Broken Chord, A Music Row Mystery, Wordcrafts Press, an e-book copyright and written by Alice A. Jackson.
Plot: Sarah Ann Boswell, divorced after many years of marriage and children by prominent lawyer husband, attempts suicide by taking an overdose of pills. She is discovered, hospitalized and survives, interestingly while almost constantly attended by her Prayer Group – three married women and her next door once married male friend – that had been inseparable since early childhood. Because of hospital overcrowding, she has a roommate, Jill Edgerton who is recovering from a gall bladder removal. Jill is from Boston and has moved to Nashville and established a country music talent agency. Jill recognizes latent ability in Sarah Ann, offers her a job that soon becomes a partnership as her business acumen rapidly develops. A personal agent discovers Jared Parson from Jacksonville TX, introduces them, they discover him to be exactly the type of individual who rapidly rises to the top of the charts. Within three years he is the dominant figure in Country and Western and they are the most prominent agency on Music Row. Unfortunately, Jared has a hidden side that gradually begins to show itself with his wife, who became pregnant while they were very young and still in TX and other activities notable to his huge estate caretaker and a few others. The gradual development of the agency and interrelationships comprises most of the first half of the story where Jill, who as most knowledgeable accompanies Jared on tours, while Sarah Ann handles all company business, local shows, new talent interviews and the myriad of accompanying details. Suddenly a murder occurs and the entire situation faces the development of devastating consequences that bring many additional characters into the mix, including Sara Ann’s former husband John and of course heavy participation by her Prayer Group. The perpetrator remains somewhat hidden for a considerable length of time but ultimately emerges and the books terminates interestingly.
Discussion: The author has set forth first an enjoyable overview about development and activities of a musical talent agency in the ‘Home of Country Music’. Second, she has gradually morphed the story into a murder mystery peopled with interesting characters interrelating in numerous engaging ways. Some of the relationships, thoughts and actions provided may offer a few questions for readers who have little understanding of ‘the basic ways of the old south’. However, these should not interfere with one’s enjoyment. For those with this comprehension, an additional element of charm will be added. One small caveat should be offered in that the story begins rather slowly before building into its strength.

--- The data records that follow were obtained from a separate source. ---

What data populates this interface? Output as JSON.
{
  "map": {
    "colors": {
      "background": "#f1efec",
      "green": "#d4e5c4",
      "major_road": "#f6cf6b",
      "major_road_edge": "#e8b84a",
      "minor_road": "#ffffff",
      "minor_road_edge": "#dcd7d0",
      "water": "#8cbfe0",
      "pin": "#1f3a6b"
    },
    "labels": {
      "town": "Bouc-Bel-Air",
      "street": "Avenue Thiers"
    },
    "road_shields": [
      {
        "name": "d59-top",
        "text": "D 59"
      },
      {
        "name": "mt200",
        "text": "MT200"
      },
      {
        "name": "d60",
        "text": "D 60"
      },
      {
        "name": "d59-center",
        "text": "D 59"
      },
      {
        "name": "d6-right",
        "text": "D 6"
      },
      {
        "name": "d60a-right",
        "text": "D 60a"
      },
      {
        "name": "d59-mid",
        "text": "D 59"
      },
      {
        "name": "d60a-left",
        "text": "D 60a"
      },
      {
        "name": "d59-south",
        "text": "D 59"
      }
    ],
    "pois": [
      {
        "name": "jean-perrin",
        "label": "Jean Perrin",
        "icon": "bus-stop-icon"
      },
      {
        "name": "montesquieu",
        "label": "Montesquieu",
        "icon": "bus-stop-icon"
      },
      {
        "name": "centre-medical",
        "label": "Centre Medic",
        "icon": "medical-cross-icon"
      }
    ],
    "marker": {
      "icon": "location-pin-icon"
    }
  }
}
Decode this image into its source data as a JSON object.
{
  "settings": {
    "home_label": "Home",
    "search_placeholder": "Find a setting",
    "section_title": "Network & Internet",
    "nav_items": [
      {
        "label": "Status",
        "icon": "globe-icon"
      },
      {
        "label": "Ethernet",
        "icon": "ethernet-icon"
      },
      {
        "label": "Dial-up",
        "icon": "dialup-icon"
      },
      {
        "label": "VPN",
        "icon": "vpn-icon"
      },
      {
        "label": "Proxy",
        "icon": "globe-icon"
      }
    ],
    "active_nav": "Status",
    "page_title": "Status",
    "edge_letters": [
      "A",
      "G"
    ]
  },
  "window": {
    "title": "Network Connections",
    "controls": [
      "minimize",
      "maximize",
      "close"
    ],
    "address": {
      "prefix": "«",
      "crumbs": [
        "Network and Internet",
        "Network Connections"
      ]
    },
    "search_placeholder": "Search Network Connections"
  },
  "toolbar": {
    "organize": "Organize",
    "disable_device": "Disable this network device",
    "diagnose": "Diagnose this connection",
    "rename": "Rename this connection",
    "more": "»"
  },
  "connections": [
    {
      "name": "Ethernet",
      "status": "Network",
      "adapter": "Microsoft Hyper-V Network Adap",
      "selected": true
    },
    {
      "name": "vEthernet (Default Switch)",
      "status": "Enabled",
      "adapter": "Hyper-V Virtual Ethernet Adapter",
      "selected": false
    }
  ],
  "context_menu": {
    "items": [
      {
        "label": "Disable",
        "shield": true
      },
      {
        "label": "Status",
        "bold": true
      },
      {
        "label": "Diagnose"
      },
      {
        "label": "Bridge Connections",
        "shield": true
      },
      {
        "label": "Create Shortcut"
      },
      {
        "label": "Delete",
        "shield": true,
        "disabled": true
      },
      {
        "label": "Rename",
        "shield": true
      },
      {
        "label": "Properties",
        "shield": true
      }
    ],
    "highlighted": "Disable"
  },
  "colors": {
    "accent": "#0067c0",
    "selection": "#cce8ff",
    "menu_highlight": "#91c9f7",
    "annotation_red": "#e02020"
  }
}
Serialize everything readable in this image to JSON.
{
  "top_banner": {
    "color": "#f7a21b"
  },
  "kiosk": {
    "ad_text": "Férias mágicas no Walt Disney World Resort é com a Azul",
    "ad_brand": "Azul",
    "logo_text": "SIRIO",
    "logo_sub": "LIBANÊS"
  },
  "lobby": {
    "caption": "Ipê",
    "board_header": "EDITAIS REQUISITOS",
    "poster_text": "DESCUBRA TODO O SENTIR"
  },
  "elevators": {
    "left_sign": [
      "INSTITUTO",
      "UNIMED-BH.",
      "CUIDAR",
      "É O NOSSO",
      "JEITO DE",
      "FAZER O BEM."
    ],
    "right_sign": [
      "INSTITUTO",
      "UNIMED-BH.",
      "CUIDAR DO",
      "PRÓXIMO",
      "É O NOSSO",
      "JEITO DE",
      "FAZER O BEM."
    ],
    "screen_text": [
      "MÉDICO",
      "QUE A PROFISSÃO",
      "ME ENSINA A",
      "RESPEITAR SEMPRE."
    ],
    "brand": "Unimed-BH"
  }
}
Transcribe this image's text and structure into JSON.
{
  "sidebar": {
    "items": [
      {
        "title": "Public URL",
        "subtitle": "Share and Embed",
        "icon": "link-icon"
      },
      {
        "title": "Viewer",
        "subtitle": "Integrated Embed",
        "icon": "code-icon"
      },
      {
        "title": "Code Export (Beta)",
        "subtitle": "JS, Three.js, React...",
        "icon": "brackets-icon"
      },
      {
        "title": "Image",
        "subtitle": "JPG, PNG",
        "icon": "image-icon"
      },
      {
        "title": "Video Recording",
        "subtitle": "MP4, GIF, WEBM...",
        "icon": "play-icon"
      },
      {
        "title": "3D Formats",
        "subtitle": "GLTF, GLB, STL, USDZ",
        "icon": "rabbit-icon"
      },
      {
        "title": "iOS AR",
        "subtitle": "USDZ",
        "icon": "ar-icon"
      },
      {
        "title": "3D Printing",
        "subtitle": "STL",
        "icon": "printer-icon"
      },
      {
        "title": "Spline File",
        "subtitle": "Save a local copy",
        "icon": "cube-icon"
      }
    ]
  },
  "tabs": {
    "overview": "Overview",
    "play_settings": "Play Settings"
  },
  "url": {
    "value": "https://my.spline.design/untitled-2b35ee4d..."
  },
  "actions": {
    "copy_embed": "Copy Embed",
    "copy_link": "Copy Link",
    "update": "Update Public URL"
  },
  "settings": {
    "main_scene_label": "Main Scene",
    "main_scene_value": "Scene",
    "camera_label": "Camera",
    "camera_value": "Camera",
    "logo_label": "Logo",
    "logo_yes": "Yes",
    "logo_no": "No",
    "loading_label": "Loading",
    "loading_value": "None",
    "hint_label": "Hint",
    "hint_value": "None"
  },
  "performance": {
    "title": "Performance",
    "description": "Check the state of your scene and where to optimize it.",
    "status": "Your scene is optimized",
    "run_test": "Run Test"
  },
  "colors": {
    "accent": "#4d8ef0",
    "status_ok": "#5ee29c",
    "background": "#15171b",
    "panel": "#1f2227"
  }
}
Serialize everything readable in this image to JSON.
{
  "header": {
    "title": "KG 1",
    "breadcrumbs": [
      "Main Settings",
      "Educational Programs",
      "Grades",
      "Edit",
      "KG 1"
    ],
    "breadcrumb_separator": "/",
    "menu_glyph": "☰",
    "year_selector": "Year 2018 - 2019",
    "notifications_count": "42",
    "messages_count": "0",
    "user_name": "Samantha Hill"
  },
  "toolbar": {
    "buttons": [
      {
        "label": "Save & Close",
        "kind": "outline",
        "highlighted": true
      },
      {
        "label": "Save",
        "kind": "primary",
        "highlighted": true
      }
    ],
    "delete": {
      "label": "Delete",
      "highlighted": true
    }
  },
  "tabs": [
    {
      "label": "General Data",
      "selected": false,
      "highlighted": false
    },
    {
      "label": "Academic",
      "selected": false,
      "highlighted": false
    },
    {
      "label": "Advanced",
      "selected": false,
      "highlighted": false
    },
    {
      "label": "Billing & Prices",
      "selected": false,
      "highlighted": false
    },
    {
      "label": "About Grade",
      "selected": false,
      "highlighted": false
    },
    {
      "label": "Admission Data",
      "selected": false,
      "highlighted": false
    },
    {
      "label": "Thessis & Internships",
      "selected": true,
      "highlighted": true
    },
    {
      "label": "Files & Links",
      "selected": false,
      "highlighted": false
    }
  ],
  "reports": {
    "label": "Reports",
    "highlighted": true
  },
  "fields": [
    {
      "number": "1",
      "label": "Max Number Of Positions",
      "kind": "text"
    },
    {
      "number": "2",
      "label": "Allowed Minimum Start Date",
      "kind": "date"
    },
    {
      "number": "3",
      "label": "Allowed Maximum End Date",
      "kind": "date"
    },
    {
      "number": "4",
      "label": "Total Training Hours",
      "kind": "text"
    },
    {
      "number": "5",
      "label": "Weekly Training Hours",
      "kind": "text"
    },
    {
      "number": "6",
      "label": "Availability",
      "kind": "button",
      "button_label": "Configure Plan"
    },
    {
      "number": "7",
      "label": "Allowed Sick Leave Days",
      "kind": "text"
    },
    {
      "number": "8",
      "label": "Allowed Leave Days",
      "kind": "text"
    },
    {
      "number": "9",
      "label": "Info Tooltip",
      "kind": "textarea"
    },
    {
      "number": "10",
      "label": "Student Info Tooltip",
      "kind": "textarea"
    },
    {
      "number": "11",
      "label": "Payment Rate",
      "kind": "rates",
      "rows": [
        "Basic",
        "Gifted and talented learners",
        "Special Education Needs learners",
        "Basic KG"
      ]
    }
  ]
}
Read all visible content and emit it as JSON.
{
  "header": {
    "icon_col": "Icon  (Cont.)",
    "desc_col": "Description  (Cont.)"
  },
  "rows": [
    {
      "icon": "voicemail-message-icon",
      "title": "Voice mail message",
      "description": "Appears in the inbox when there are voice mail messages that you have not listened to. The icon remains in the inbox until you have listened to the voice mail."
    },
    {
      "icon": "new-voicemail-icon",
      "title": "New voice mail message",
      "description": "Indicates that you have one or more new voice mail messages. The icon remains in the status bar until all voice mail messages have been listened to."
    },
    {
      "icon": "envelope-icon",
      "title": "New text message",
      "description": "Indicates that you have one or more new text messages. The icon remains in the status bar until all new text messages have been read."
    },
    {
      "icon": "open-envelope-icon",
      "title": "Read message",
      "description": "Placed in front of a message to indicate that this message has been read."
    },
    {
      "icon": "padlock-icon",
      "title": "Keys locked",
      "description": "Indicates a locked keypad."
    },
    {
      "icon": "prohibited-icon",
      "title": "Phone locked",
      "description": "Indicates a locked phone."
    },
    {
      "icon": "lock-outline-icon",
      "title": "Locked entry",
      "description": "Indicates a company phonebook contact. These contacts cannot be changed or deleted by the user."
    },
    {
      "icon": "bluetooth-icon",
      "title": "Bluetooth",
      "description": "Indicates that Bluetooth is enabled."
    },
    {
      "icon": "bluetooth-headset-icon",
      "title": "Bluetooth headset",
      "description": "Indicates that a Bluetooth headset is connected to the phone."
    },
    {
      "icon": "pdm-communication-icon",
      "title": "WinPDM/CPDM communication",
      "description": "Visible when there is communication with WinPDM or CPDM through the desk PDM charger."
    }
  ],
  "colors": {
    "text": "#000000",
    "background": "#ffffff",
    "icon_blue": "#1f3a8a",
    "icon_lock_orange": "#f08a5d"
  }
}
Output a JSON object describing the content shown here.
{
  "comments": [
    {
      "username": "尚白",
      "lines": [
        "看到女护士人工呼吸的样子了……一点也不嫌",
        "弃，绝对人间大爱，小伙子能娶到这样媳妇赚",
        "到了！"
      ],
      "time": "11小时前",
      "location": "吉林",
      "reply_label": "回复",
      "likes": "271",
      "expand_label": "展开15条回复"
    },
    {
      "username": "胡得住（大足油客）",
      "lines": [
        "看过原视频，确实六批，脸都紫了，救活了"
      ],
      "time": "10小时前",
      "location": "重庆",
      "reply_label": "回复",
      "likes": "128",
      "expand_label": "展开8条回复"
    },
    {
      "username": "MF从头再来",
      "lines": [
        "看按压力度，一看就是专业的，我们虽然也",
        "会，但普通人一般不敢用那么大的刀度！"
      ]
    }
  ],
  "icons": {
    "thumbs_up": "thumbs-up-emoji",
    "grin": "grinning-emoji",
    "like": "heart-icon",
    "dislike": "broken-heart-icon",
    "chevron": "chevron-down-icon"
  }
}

4* Enjoyable overview of country music agency work; -1 early lack of pace.